Two people on the condition of anonymity told local media Economic Times that Iyer would move to an advisory role within the company as his contract with the company is set to expire next year.

Aggarwal, who was hired in April 2018 as chief strategy and administrative officer at Walmart India, has received two promotions in his two years’ stint. After getting promoted as the deputy CEO in January last year, he is currently the second-in-command at Walmart India that also owns online retail giant Flipkart and its subsidiaries.

Earlier this year, Walmart India laid-off 100 senior executives that were working out its Gurugram and Mumbai offices.

In India, Walmart operates 28 Best Price cash-and-carry stores that are wholesale stores where local mom-and-pop stores shop from. Under the Best Price brand, it claims to sell an assortment of over 5,000 items to Indian physical retailers.

Aggarwal is set to take over the reins of its flagship wholesale unit in the country that is reeling with losses. For the financial year ended March 2019, Walmart’s Indian wholesale unit posted a loss of USD 24.1 million (INR 1.72 billion), nearly twice the amount it posted the year before.

However, globally its balance sheet is healthy with steady growth. Its revenue increased from USD 485.9 billion in the financial year 2017 to USD 514.4 billion in FY 2019. Walmart earns revenue through domestic and overseas operations, including Walmart US, Walmart International, as well as Sam’s Club. In 2019, the company said its USD 16 billion acquisition of Flipkart affected Walmart International’s revenue. In Q3 ending September 2019, its revenue dipped to USD 600 million compared to USD 1.2 billion a year-ago in the same quarter.

In India, the company has been long trying to figure out a business model that could change the fortune of its loss-making wholesale venture. According to media reports, the company is internally discussing a “reverse acquisition” of its wholesale of business by Flipkart.

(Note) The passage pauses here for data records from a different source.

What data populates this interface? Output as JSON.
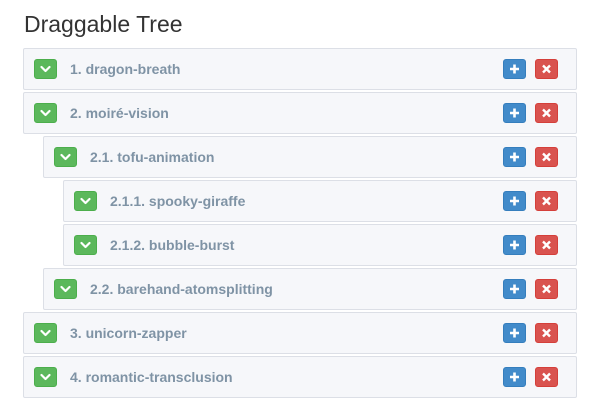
{
  "page": {
    "title": "Draggable Tree"
  },
  "colors": {
    "toggle": "#5cb85c",
    "add": "#428bca",
    "remove": "#d9534f",
    "node_bg": "#f6f7fa",
    "node_border": "#dcdfe6",
    "label": "#7f93a5"
  },
  "icons": {
    "toggle": "chevron-down-icon",
    "add": "plus-icon",
    "remove": "close-icon"
  },
  "tree": {
    "nodes": [
      {
        "label": "1. dragon-breath",
        "depth": 0
      },
      {
        "label": "2. moiré-vision",
        "depth": 0
      },
      {
        "label": "2.1. tofu-animation",
        "depth": 1
      },
      {
        "label": "2.1.1. spooky-giraffe",
        "depth": 2
      },
      {
        "label": "2.1.2. bubble-burst",
        "depth": 2
      },
      {
        "label": "2.2. barehand-atomsplitting",
        "depth": 1
      },
      {
        "label": "3. unicorn-zapper",
        "depth": 0
      },
      {
        "label": "4. romantic-transclusion",
        "depth": 0
      }
    ]
  }
}
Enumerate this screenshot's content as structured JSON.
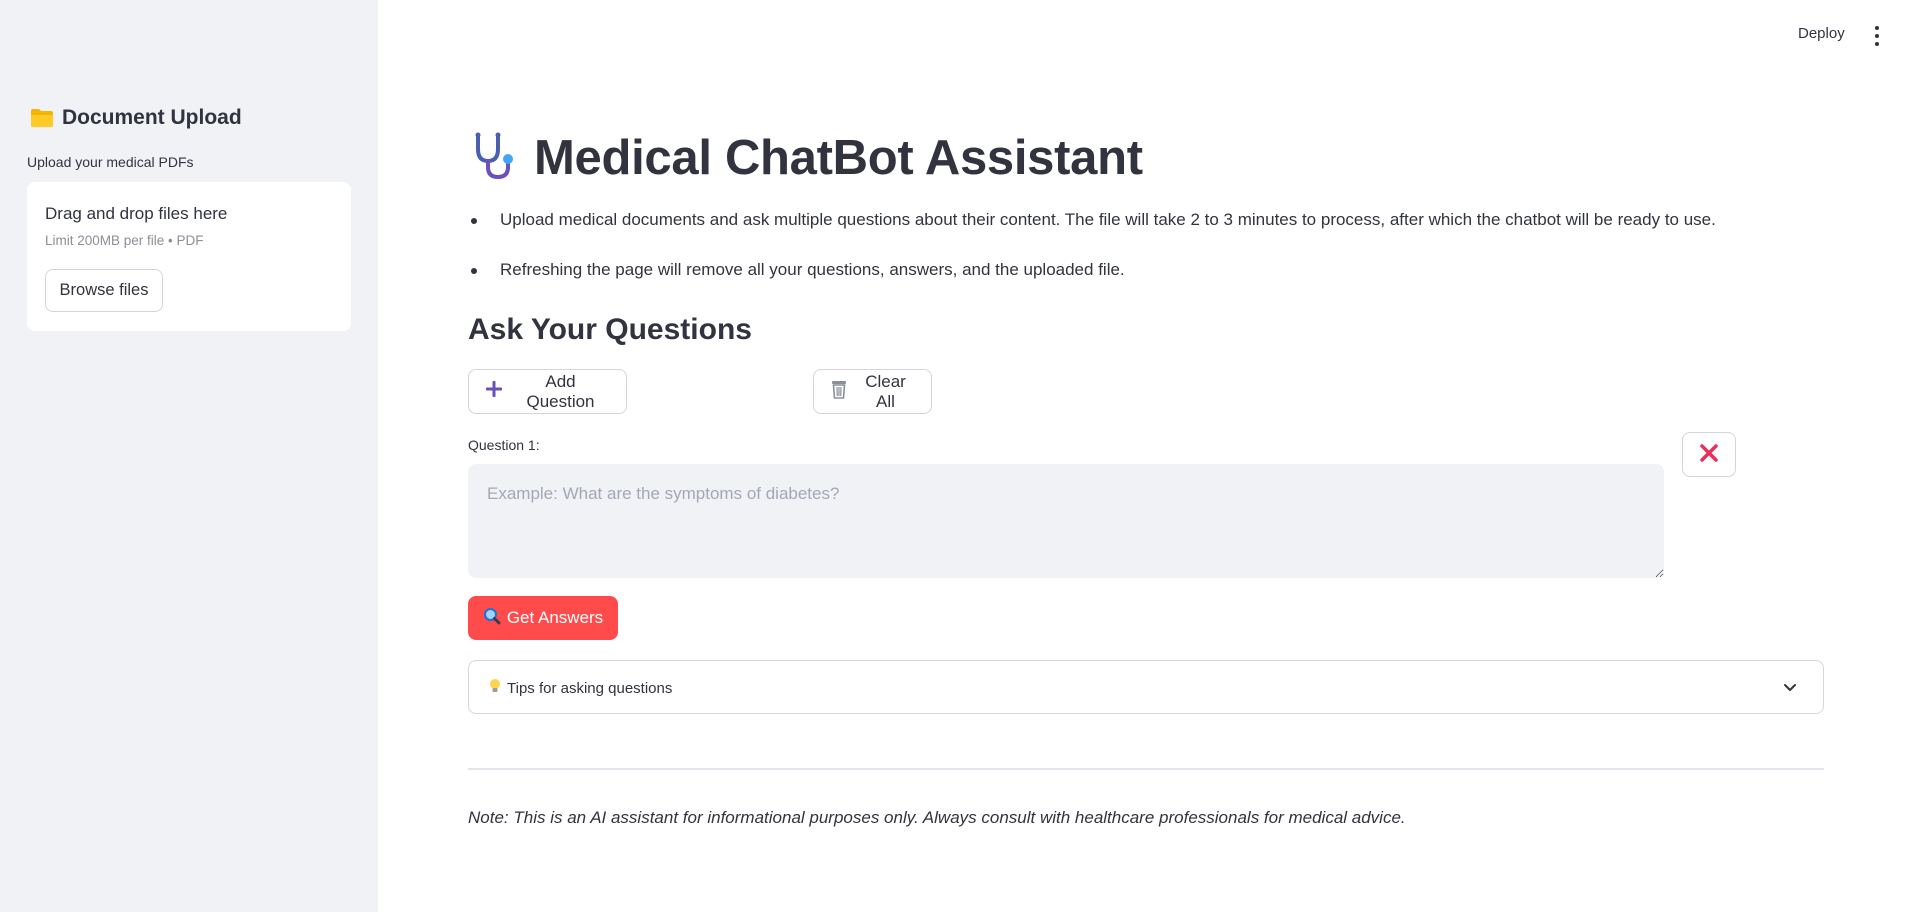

It is in fact, to be used by Flipkart.

The company competes with Metro Cash & Carry, Amazon, and Jio Mart, the newly launched wholesale business of Reliance, India’s one of the largest companies. Metro, which has been operating in India since 2003, is currently the market leader and operates 27 stores across the country. Its revenue for 2018-19 exceeded to the tune of INR 6,500 crore (USD 882 million).